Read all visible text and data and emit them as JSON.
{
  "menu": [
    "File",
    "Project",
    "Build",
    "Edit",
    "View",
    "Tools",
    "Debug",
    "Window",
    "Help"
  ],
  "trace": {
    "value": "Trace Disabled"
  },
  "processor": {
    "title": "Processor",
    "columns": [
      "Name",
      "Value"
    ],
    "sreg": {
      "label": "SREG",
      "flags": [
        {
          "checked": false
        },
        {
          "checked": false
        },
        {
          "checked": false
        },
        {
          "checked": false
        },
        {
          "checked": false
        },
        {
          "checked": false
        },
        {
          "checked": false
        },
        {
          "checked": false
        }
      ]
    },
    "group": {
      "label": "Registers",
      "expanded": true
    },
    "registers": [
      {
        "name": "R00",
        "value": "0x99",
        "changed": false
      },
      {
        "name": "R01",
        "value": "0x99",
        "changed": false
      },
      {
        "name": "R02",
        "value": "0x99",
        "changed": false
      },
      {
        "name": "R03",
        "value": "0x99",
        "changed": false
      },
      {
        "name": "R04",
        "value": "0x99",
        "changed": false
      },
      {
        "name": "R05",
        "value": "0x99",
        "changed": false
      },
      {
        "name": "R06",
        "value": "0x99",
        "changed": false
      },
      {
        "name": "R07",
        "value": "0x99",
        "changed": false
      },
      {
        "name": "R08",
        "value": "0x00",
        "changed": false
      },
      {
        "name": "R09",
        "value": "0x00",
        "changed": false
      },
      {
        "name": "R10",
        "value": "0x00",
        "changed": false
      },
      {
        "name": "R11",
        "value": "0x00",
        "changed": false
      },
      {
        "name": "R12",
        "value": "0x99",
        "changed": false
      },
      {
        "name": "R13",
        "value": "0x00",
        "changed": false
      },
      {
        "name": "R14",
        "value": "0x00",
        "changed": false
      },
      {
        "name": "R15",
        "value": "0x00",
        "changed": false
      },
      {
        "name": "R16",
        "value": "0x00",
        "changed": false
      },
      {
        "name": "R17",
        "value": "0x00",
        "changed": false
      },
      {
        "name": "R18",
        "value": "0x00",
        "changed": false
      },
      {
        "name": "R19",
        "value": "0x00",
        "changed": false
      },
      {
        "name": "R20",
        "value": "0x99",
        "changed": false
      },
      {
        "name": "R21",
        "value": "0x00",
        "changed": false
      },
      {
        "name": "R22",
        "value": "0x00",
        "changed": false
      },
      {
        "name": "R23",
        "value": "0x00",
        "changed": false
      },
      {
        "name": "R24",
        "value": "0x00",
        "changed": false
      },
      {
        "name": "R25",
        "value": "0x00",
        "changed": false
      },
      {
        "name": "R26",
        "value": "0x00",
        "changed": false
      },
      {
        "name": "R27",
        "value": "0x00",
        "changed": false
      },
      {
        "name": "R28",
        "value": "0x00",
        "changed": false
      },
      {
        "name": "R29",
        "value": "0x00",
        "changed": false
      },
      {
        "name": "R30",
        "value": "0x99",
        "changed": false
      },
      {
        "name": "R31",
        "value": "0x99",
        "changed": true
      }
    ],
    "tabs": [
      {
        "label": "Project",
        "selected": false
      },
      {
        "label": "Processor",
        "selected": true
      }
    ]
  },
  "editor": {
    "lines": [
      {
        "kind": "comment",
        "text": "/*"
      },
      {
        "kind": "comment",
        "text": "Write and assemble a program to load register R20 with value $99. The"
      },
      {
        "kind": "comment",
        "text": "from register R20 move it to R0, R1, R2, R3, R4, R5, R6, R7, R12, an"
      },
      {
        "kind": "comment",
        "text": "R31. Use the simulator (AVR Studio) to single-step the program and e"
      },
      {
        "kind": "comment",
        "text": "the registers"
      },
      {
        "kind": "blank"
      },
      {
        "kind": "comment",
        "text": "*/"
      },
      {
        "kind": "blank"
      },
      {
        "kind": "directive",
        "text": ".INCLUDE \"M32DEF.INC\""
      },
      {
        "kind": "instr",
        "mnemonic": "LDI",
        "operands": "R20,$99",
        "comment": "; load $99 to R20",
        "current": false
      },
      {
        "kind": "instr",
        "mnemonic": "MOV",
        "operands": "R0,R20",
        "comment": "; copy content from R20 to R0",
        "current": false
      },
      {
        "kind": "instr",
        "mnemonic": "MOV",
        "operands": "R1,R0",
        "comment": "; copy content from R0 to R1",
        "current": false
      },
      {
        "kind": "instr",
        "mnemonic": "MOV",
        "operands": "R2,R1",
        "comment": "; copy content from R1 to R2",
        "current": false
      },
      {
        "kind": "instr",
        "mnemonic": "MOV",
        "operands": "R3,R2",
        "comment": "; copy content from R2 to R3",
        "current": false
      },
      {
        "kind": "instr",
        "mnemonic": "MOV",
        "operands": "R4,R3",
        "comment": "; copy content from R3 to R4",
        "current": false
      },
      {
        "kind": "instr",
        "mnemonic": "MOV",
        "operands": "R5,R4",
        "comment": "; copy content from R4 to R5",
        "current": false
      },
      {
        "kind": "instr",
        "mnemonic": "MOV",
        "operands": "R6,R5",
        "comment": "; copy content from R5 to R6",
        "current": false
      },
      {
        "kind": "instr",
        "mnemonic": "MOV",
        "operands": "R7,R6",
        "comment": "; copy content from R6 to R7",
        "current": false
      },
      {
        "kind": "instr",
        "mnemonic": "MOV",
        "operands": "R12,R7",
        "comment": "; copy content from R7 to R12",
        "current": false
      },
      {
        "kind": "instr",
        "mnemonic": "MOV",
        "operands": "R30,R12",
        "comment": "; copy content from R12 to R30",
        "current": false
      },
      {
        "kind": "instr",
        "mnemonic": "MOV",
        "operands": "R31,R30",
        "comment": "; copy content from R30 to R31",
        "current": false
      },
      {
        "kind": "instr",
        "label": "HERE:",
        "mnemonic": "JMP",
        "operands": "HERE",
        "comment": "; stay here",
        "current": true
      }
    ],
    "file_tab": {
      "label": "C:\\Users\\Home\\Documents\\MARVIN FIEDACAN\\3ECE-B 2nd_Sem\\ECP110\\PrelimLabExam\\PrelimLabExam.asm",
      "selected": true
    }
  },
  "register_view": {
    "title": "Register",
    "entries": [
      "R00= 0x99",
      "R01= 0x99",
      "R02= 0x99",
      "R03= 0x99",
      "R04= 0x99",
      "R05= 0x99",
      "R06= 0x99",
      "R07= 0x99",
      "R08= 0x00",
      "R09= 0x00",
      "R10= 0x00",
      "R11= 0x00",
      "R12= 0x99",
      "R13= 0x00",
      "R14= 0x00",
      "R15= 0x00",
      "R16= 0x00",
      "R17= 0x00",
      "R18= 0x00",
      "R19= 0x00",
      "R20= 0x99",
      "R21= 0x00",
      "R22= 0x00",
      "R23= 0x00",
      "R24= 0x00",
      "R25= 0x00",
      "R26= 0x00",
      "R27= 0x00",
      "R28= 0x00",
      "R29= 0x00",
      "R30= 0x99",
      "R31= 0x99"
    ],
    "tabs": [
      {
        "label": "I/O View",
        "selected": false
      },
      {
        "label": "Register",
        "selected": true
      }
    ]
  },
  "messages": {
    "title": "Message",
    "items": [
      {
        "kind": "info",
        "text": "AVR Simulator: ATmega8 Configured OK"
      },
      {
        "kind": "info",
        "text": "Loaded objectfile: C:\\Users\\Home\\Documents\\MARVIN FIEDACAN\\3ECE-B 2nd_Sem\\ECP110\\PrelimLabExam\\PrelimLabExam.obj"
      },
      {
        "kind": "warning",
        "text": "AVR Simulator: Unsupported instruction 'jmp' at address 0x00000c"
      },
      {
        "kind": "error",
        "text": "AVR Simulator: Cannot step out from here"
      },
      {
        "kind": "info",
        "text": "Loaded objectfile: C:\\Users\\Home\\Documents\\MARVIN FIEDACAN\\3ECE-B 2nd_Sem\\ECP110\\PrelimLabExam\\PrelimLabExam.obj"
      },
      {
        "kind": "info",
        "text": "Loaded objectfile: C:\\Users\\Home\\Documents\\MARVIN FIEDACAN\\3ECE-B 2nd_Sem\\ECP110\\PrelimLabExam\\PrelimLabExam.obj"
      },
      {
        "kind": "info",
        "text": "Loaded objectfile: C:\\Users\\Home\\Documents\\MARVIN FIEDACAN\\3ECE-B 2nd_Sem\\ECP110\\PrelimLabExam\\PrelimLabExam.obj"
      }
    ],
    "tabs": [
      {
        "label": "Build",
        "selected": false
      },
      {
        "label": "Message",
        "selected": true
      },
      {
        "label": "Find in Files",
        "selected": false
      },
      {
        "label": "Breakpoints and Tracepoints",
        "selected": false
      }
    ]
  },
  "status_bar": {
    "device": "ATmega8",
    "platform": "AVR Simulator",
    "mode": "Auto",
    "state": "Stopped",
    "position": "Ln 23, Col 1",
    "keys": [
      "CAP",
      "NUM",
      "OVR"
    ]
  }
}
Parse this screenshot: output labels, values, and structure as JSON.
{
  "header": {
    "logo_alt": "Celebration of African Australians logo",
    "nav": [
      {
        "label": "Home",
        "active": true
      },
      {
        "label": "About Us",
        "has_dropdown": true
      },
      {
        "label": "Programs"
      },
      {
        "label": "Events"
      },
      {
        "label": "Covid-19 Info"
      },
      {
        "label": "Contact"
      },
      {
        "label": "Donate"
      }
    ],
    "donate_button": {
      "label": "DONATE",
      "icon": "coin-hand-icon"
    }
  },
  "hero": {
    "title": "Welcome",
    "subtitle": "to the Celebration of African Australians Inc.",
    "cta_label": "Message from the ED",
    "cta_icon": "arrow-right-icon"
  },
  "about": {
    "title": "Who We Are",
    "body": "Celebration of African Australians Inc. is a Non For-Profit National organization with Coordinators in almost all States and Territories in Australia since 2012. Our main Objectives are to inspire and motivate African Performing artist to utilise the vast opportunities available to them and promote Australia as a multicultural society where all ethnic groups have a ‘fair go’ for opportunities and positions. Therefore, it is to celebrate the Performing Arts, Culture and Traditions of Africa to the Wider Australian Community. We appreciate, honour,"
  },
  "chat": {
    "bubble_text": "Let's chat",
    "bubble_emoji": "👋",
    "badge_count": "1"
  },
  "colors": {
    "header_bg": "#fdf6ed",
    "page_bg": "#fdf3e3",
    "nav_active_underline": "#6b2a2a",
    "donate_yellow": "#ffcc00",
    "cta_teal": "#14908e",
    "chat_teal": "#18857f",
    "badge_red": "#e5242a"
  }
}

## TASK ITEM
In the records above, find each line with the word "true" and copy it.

## WRITTEN SOLUTION
      "expanded": true
        "changed": true
        "selected": true
        "current": true
      "selected": true
        "selected": true
        "selected": true
        "active": true
        "has_dropdown": true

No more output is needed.